* _EXERCISE DESCRIPTION_: Across the entries below, how many lines have the word "انمي" in them? Respond with only the number.

Entries from a dataset of interfaces
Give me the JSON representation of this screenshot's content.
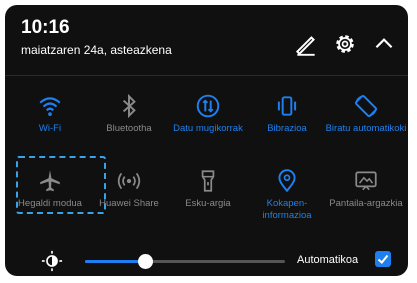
{
  "header": {
    "time": "10:16",
    "date": "maiatzaren 24a, asteazkena",
    "edit_icon": "pencil-edit-icon",
    "settings_icon": "gear-icon",
    "collapse_icon": "chevron-up-icon"
  },
  "tiles": [
    {
      "label": "Wi-Fi",
      "icon": "wifi-icon",
      "active": true
    },
    {
      "label": "Bluetootha",
      "icon": "bluetooth-icon",
      "active": false
    },
    {
      "label": "Datu mugikorrak",
      "icon": "mobile-data-icon",
      "active": true
    },
    {
      "label": "Bibrazioa",
      "icon": "vibration-icon",
      "active": true
    },
    {
      "label": "Biratu automatikoki",
      "icon": "auto-rotate-icon",
      "active": true
    },
    {
      "label": "Hegaldi modua",
      "icon": "airplane-icon",
      "active": false
    },
    {
      "label": "Huawei Share",
      "icon": "huawei-share-icon",
      "active": false
    },
    {
      "label": "Esku-argia",
      "icon": "flashlight-icon",
      "active": false
    },
    {
      "label": "Kokapen-informazioa",
      "icon": "location-icon",
      "active": true
    },
    {
      "label": "Pantaila-argazkia",
      "icon": "screenshot-icon",
      "active": false
    }
  ],
  "brightness": {
    "icon": "brightness-icon",
    "level": 0.3,
    "auto_label": "Automatikoa",
    "auto_checked": true
  },
  "colors": {
    "accent": "#1e80f0",
    "panel": "#101010",
    "inactive": "#8a8a8a",
    "focus_outline": "#3aa0e8"
  }
}
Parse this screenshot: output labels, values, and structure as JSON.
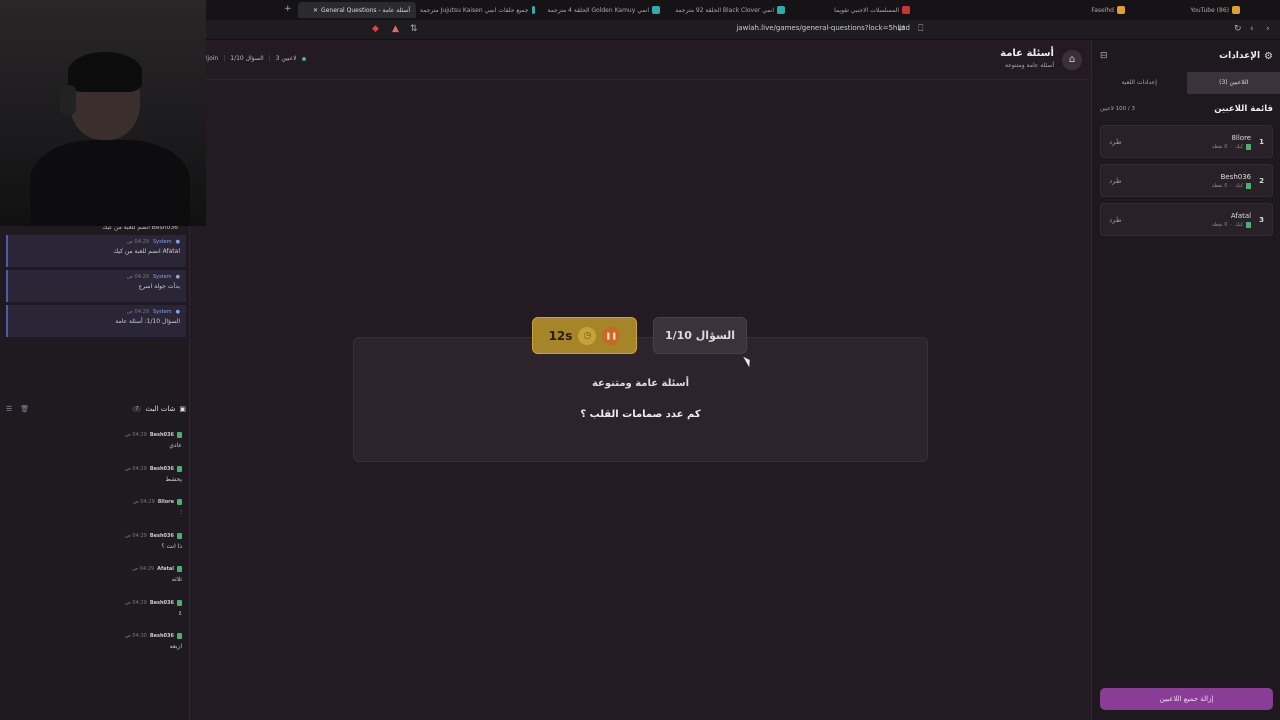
{
  "browser": {
    "tabs": [
      {
        "label": "(86) YouTube"
      },
      {
        "label": "Faselhd"
      },
      {
        "label": "المسلسلات الاجنبي تقويما"
      },
      {
        "label": "انمي Black Clover الحلقة 92 مترجمة"
      },
      {
        "label": "انمي Golden Kamuy الحلقة 4 مترجمة"
      },
      {
        "label": "جميع حلقات انمي Jujutsu Kaisen مترجمة"
      },
      {
        "label": "أسئلة عامة - General Questions"
      }
    ],
    "url": "jawlah.live/games/general-questions?lock=5hliad"
  },
  "system_messages": [
    {
      "name": "System",
      "time": "04:29 ص",
      "text": "Afatal انضم للعبة من كيك"
    },
    {
      "name": "System",
      "time": "04:29 ص",
      "text": "بدأت جولة اسرع"
    },
    {
      "name": "System",
      "time": "04:29 ص",
      "text": "السؤال 1/10: أسئلة عامة"
    }
  ],
  "partial_msg": "Besh036 انضم للعبة من كيك",
  "chat": {
    "title": "شات البث",
    "count": "7",
    "messages": [
      {
        "name": "Besh036",
        "time": "04:29 ص",
        "text": "عادي"
      },
      {
        "name": "Besh036",
        "time": "04:29 ص",
        "text": "يحشط"
      },
      {
        "name": "8llore",
        "time": "04:29 ص",
        "text": "؛"
      },
      {
        "name": "Besh036",
        "time": "04:29 ص",
        "text": "ذا انت ؟"
      },
      {
        "name": "Afatal",
        "time": "04:29 ص",
        "text": "ثلاثه"
      },
      {
        "name": "Besh036",
        "time": "04:29 ص",
        "text": "٤"
      },
      {
        "name": "Besh036",
        "time": "04:30 ص",
        "text": "اربعه"
      }
    ]
  },
  "game": {
    "title": "أسئلة عامة",
    "subtitle": "أسئلة عامة ومتنوعة",
    "status_players": "3 لاعبين",
    "status_question": "السؤال 1/10",
    "status_join": "!join",
    "question_number": "السؤال 1/10",
    "timer": "12s",
    "category": "أسئلة عامة ومتنوعة",
    "question": "كم عدد صمامات القلب ؟"
  },
  "settings": {
    "title": "الإعدادات",
    "tab_players": "اللاعبين (3)",
    "tab_game": "إعدادات اللعبة",
    "list_title": "قائمة اللاعبين",
    "list_count": "3 / 100 لاعبين",
    "kick_label": "طرد",
    "players": [
      {
        "rank": "1",
        "name": "8llore",
        "platform": "كيك",
        "points": "0 نقطة"
      },
      {
        "rank": "2",
        "name": "Besh036",
        "platform": "كيك",
        "points": "0 نقطة"
      },
      {
        "rank": "3",
        "name": "Afatal",
        "platform": "كيك",
        "points": "0 نقطة"
      }
    ],
    "remove_all": "إزالة جميع اللاعبين"
  }
}
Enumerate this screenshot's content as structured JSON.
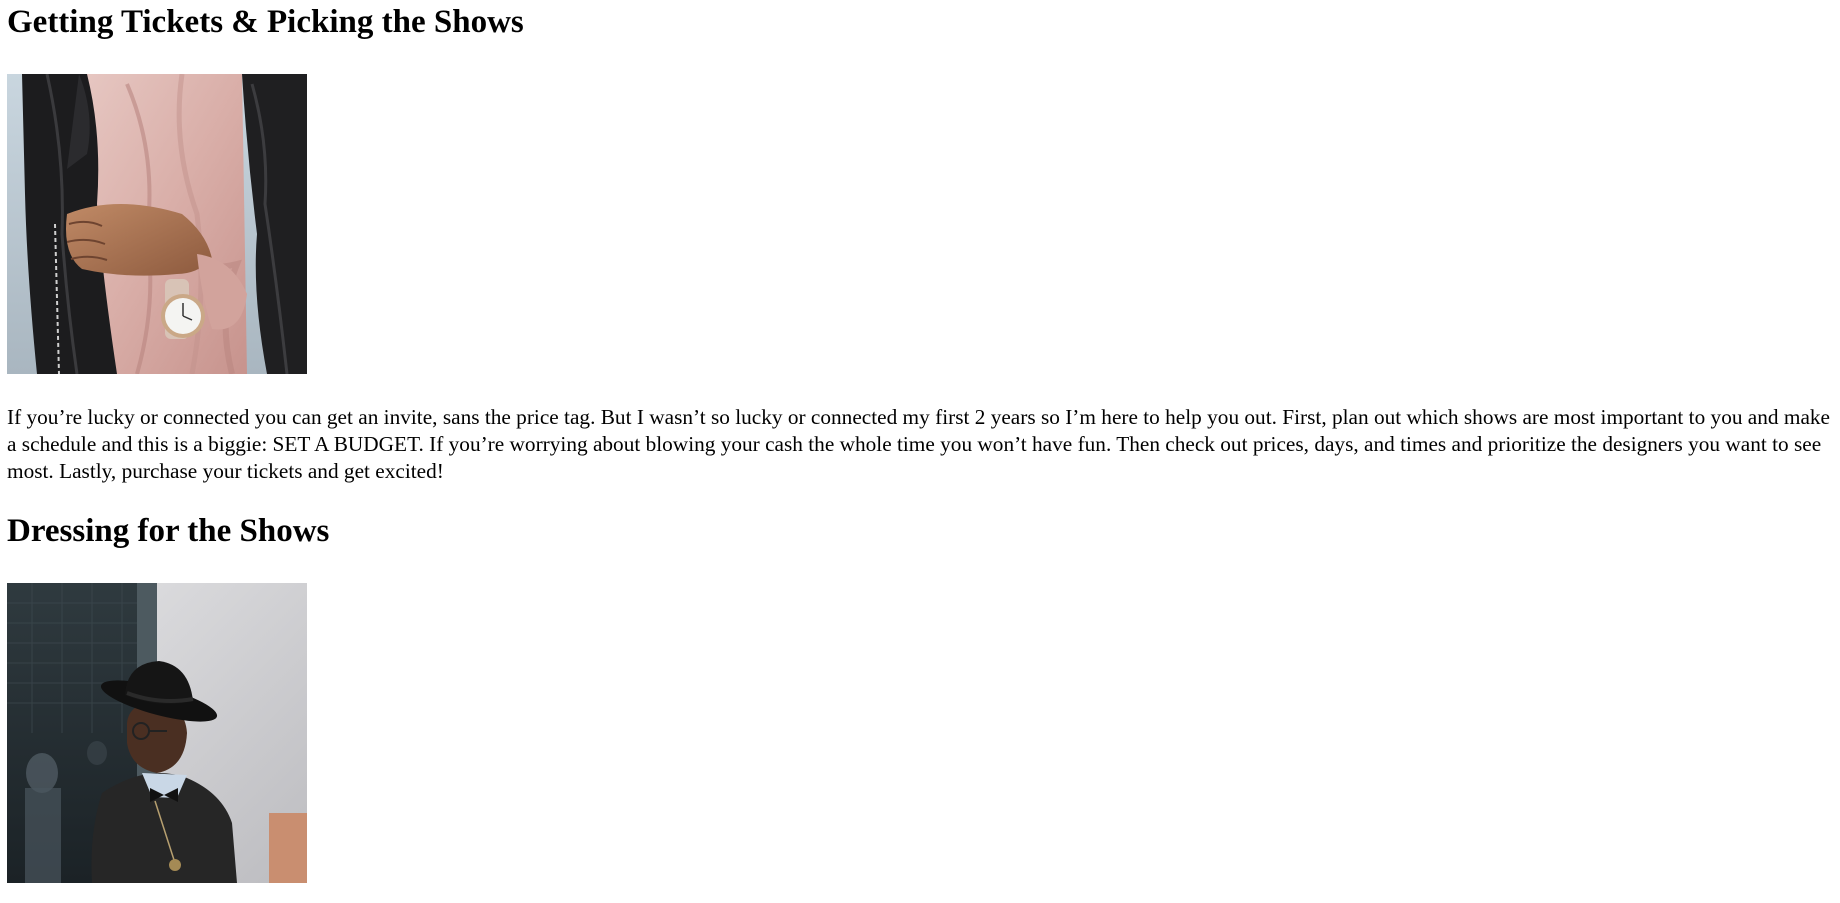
{
  "sections": [
    {
      "heading": "Getting Tickets & Picking the Shows",
      "image_subject": "person-in-leather-jacket-with-watch",
      "paragraph": "If you’re lucky or connected you can get an invite, sans the price tag. But I wasn’t so lucky or connected my first 2 years so I’m here to help you out. First, plan out which shows are most important to you and make a schedule and this is a biggie: SET A BUDGET. If you’re worrying about blowing your cash the whole time you won’t have fun. Then check out prices, days, and times and prioritize the designers you want to see most. Lastly, purchase your tickets and get excited!"
    },
    {
      "heading": "Dressing for the Shows",
      "image_subject": "man-in-black-hat-and-bow-tie"
    }
  ],
  "colors": {
    "text": "#000000",
    "background": "#ffffff"
  }
}
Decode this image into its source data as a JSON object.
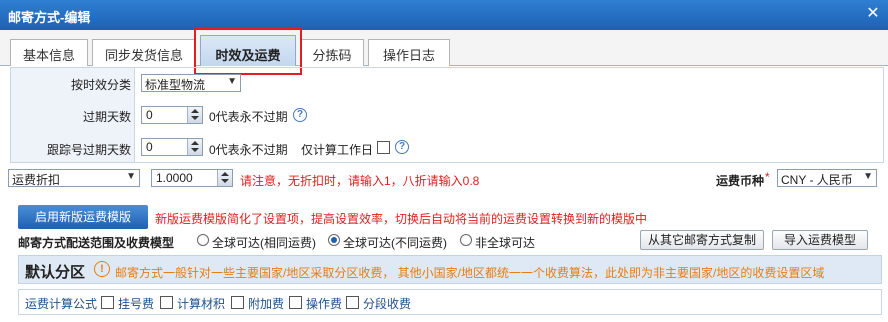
{
  "window": {
    "title": "邮寄方式-编辑",
    "close_icon": "close-icon"
  },
  "tabs": [
    {
      "label": "基本信息",
      "active": false
    },
    {
      "label": "同步发货信息",
      "active": false
    },
    {
      "label": "时效及运费",
      "active": true
    },
    {
      "label": "分拣码",
      "active": false
    },
    {
      "label": "操作日志",
      "active": false
    }
  ],
  "form": {
    "timeliness": {
      "label": "按时效分类",
      "value": "标准型物流"
    },
    "expire_days": {
      "label": "过期天数",
      "value": "0",
      "hint": "0代表永不过期"
    },
    "tracking_expire_days": {
      "label": "跟踪号过期天数",
      "value": "0",
      "hint": "0代表永不过期",
      "workday_label": "仅计算工作日",
      "workday_checked": false
    }
  },
  "discount": {
    "select_value": "运费折扣",
    "input_value": "1.0000",
    "note": "请注意，无折扣时，请输入1，八折请输入0.8",
    "currency_label": "运费币种",
    "currency_required": "*",
    "currency_value": "CNY - 人民币"
  },
  "new_template": {
    "button_label": "启用新版运费模版",
    "notice": "新版运费模版简化了设置项，提高设置效率，切换后自动将当前的运费设置转换到新的模版中"
  },
  "scope": {
    "label": "邮寄方式配送范围及收费模型",
    "options": [
      {
        "label": "全球可达(相同运费)",
        "checked": false
      },
      {
        "label": "全球可达(不同运费)",
        "checked": true
      },
      {
        "label": "非全球可达",
        "checked": false
      }
    ],
    "copy_button": "从其它邮寄方式复制",
    "import_button": "导入运费模型"
  },
  "region": {
    "title": "默认分区",
    "note": "邮寄方式一般针对一些主要国家/地区采取分区收费， 其他小国家/地区都统一一个收费算法，此处即为非主要国家/地区的收费设置区域"
  },
  "fee_options": {
    "label": "运费计算公式",
    "items": [
      {
        "label": "挂号费",
        "checked": false
      },
      {
        "label": "计算材积",
        "checked": false
      },
      {
        "label": "附加费",
        "checked": false
      },
      {
        "label": "操作费",
        "checked": false
      },
      {
        "label": "分段收费",
        "checked": false
      }
    ]
  },
  "colors": {
    "accent": "#1f60b1",
    "warning": "#e0201e",
    "note": "#e67d12"
  }
}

* _OUTPUT FOR THIS EXERCISE_: 3